#206 on Rolling Stoneís 500 Greatest Albums of All Time
With all the boring, mushy, acoustic/piano artists these days, you know, the ones that write sappy generic ballads laced with supposed charm, but have as much appeal as rotting road kill, itís good to hear one of the original singer/songwriters that had that sort of image. Of course Cat Stevens wasnít your average Jack Johnson, John Mayer, James Blunt... ah Iím falling asleep just listing them, his unique lyrics and venturing into different musical ideas made him as an established pop artist, but also became one of the reasons for his decline in popularity. His popularity lasted throughout mostly the early to mid 70s, until his near death experience came where he had a revelation. Stevens released one more album then quit his music career forever, dedicating himself entirely to the Muslim faith and renamed himself Yusuf Islam (his original name was Stephen Demetre Georgiou). Tea for the Tillerman

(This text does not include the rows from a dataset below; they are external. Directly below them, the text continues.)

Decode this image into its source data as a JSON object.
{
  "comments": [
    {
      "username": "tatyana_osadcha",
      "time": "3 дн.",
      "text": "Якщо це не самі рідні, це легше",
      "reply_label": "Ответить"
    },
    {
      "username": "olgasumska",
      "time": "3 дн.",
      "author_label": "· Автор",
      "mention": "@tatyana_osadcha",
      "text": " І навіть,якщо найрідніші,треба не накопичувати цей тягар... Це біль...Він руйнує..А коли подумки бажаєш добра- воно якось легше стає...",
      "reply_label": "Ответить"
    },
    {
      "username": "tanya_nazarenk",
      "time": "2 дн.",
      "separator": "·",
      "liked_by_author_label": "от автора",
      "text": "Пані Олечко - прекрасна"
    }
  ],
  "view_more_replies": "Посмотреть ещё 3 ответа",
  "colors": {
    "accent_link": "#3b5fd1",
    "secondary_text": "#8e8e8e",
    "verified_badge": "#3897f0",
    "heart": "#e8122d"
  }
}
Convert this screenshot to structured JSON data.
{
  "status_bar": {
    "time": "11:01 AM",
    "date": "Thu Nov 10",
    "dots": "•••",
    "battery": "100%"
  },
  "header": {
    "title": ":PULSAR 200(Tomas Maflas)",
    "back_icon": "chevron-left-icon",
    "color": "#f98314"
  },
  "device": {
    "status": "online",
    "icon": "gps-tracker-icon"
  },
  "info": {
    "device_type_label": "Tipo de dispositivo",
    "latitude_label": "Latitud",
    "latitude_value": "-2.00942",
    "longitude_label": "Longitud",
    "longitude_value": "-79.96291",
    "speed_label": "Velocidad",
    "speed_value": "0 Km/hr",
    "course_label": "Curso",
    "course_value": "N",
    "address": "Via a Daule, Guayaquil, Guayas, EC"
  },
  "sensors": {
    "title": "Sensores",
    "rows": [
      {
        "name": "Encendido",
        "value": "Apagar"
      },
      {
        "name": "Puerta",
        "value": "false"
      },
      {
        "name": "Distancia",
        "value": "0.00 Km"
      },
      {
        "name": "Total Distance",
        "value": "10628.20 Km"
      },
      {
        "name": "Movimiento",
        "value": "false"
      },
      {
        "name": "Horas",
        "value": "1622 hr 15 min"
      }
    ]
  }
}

is undoubtedly his finest moment, though a short album clocking in 36 minutes, its excellently crafted to make one of the best Folk albums to date.
Cat Stevensí main arsenal for these mellow songs are the acoustic guitar and piano of course, which fits Stevensí child-like story telling song writing well. But Tea for the Tillerman
wasnít a childrenís album, its lyrics questioned the busy, non-spiritual world people were living in. Where do the children play?
asks Stevens as he strums peacefully in the opening track, criticizing the industrial world sweetly and innocently through a warm melody. On the Road to Find out
is about finding oneís self through personal journeys and religion, a theme that runs abundantly through the album. Despite itís moral and ethical questioning, the album flows smoothly, perhaps showing that itís better to just feel good than to preach all the time. Whether someone agrees or not with Stevens, the album is equally enjoyable.
The piano plays a bigger role in the songs dealing with more personal things, most noticeably Sad Lisa
. Sticking out like a sore thumb on the album, Sad Lisa projects in the music its sad theme, through the reverb packed haunted piano. Still a quiet song like most of the album, the songís lyrics about a girl lost spiritually to the point of depression are very moving, the musicís beautiful string arrangements embedded perfectly to fit the song. The album is sparse instrumentally, emphasizing its folksiness, but when the string arrangements make an appearance, they make it count. Like Simon & Garfunkel and other similar artists of the time, Stevensí music always has an undercurrent of melancholy. This shown more in his debut as a proper artist Mona Bone Jakon
, which shows Stevenís interest in writing about death. But like this album, Jakon
was still a peaceful, accessible album, though not as confident. Lyrics seem to be the dark side of Catís moon.
Tea for the Tillerman
doesnít contain any filler, canít afford to either at its length, the songs are straightforward with excellent melodies, some even less than a minute. One of those really short songs is But I might Die Tonight
, a classic example of the effectiveness of just Catís earnest voice and his guitar being the base of the song, its melody and climax leaving the listener wishing the song wasnít just 1:55. The album is intimate, the gospel-like backing vocal and chants make the tunes sound like campfire songs. Any fans of classic folk or acoustic 70s artists like James Taylor and Simon & Garfunkel or even fans of gloomier stuff like Nick Drake and Joni Mitchell should definitely pick this up. This album proves that Cat Stevens was always searching for answers spiritually, even before his near-death experience. And I have also been searching for answers- what the hell is a tillerman?